## Aim of the exercise:
Show each line of the data below in which "Verify" occurs.

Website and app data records

____

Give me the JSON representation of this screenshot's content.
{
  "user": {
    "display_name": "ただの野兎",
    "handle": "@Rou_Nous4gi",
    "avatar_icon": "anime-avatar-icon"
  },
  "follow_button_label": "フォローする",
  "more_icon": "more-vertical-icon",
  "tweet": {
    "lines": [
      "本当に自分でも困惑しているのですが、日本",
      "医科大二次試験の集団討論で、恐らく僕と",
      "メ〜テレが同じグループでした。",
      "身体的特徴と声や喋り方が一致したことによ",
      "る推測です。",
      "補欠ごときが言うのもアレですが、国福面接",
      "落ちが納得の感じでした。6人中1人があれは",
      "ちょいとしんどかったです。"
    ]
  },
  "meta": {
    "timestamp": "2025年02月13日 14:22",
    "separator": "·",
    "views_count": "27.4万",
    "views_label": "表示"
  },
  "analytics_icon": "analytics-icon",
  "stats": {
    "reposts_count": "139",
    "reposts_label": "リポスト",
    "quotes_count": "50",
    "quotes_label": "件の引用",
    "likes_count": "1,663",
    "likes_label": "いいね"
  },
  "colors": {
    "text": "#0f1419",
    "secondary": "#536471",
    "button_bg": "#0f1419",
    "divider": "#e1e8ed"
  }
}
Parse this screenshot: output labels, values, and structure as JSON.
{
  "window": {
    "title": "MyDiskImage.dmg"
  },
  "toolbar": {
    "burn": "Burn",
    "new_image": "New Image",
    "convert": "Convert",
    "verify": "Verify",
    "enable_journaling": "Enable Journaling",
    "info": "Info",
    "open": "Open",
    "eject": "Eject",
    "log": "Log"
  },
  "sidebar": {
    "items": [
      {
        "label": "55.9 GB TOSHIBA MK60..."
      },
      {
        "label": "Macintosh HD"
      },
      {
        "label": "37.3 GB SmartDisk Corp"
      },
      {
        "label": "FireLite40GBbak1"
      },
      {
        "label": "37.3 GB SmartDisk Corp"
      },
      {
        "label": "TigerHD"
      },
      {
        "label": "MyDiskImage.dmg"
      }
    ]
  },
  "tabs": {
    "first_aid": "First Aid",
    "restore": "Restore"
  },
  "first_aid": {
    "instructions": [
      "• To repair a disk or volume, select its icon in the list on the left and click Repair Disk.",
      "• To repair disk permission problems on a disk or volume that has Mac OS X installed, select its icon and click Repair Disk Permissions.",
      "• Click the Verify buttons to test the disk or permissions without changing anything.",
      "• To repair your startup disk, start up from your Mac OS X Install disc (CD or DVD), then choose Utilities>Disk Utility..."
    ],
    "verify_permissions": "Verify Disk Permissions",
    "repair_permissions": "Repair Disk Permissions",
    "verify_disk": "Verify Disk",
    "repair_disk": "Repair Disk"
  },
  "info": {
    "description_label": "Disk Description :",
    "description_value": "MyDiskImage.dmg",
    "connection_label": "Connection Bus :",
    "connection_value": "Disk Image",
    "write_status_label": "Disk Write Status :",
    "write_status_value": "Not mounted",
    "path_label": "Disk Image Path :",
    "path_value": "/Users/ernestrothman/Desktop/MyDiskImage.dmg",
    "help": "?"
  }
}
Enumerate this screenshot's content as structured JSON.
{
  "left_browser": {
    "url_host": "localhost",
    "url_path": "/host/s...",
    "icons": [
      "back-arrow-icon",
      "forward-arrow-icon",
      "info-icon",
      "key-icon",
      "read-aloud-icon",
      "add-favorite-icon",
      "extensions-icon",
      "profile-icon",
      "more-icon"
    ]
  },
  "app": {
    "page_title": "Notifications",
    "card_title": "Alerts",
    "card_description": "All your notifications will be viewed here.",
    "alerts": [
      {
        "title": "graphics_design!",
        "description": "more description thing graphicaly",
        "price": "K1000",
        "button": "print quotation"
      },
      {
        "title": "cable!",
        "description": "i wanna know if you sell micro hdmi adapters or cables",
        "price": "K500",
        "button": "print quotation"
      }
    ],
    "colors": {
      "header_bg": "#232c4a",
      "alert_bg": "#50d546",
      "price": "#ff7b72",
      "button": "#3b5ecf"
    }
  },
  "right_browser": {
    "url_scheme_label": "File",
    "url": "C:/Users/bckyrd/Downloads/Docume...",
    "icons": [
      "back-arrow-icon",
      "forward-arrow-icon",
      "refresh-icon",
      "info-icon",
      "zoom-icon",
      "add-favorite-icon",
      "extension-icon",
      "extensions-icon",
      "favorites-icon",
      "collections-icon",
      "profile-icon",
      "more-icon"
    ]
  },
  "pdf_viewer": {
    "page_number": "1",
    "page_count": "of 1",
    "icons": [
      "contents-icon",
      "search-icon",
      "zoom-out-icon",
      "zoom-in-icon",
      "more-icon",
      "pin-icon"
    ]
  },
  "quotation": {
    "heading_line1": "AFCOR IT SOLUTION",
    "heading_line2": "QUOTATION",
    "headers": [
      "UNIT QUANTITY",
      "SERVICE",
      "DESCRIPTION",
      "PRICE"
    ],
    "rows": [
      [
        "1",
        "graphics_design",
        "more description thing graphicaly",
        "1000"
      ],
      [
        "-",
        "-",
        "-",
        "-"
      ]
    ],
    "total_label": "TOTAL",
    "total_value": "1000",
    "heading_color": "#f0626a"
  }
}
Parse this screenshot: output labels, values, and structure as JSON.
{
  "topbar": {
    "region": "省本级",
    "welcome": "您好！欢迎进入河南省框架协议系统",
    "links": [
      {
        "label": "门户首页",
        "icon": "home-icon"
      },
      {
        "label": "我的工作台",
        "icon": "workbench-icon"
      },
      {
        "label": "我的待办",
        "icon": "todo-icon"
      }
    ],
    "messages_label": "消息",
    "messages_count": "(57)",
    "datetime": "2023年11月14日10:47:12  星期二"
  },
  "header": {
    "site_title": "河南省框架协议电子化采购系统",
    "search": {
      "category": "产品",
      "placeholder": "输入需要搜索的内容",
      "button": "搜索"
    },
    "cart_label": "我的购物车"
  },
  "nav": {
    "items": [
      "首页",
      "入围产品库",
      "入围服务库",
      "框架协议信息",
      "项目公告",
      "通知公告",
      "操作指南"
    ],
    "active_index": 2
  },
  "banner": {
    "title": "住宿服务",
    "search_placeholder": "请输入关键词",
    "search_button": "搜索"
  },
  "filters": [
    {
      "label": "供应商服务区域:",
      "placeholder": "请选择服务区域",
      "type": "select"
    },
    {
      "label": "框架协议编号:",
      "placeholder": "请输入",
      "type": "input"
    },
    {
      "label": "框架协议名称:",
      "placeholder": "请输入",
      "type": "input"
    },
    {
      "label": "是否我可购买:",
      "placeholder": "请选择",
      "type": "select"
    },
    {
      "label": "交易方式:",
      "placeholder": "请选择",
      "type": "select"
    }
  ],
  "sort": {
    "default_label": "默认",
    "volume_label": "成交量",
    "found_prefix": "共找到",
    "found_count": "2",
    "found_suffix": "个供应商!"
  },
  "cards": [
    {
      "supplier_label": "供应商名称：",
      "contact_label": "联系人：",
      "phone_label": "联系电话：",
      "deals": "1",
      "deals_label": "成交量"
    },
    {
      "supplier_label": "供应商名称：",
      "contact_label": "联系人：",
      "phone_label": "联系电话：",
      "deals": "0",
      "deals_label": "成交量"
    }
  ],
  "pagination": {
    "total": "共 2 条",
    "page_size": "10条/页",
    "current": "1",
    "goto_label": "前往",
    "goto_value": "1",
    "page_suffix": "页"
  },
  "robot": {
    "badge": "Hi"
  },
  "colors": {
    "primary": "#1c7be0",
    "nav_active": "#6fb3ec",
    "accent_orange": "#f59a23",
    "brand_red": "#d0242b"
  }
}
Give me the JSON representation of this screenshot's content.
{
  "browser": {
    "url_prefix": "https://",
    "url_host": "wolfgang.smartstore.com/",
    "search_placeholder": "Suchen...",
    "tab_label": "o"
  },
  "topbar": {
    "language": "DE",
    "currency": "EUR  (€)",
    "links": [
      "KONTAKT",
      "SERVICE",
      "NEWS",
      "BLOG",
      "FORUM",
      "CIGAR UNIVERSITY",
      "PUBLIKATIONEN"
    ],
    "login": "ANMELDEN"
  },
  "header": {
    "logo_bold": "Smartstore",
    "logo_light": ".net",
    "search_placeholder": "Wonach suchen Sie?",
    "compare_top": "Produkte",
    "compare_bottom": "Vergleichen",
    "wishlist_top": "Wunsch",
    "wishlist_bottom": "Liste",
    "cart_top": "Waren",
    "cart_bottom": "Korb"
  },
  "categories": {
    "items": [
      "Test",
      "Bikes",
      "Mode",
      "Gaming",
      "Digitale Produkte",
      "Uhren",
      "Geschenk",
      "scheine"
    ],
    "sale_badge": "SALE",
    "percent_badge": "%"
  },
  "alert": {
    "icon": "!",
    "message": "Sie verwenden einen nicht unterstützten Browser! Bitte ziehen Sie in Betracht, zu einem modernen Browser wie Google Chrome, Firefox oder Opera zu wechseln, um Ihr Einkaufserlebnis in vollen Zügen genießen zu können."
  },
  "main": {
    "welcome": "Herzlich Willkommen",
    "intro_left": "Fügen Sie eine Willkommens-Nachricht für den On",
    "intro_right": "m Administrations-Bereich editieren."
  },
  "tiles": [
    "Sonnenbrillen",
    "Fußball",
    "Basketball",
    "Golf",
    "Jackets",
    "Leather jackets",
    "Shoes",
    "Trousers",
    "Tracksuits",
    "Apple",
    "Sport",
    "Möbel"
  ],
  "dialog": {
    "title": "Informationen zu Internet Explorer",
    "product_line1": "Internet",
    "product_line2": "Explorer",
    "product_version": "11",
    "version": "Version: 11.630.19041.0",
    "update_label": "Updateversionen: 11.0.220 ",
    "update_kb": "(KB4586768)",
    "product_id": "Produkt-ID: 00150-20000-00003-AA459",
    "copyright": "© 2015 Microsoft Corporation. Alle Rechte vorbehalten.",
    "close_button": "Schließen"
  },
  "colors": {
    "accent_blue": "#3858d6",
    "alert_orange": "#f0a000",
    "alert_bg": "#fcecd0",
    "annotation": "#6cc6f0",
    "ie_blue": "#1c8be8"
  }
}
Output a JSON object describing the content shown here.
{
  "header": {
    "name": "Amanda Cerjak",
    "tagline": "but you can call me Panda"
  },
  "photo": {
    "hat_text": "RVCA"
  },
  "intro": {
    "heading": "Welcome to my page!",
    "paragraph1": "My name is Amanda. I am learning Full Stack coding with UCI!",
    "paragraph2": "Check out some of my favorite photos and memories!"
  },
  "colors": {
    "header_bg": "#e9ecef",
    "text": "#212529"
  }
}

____

## Your solution:
    "verify": "Verify",
      "• Click the Verify buttons to test the disk or permissions without changing anything.",
    "verify_permissions": "Verify Disk Permissions",
    "verify_disk": "Verify Disk",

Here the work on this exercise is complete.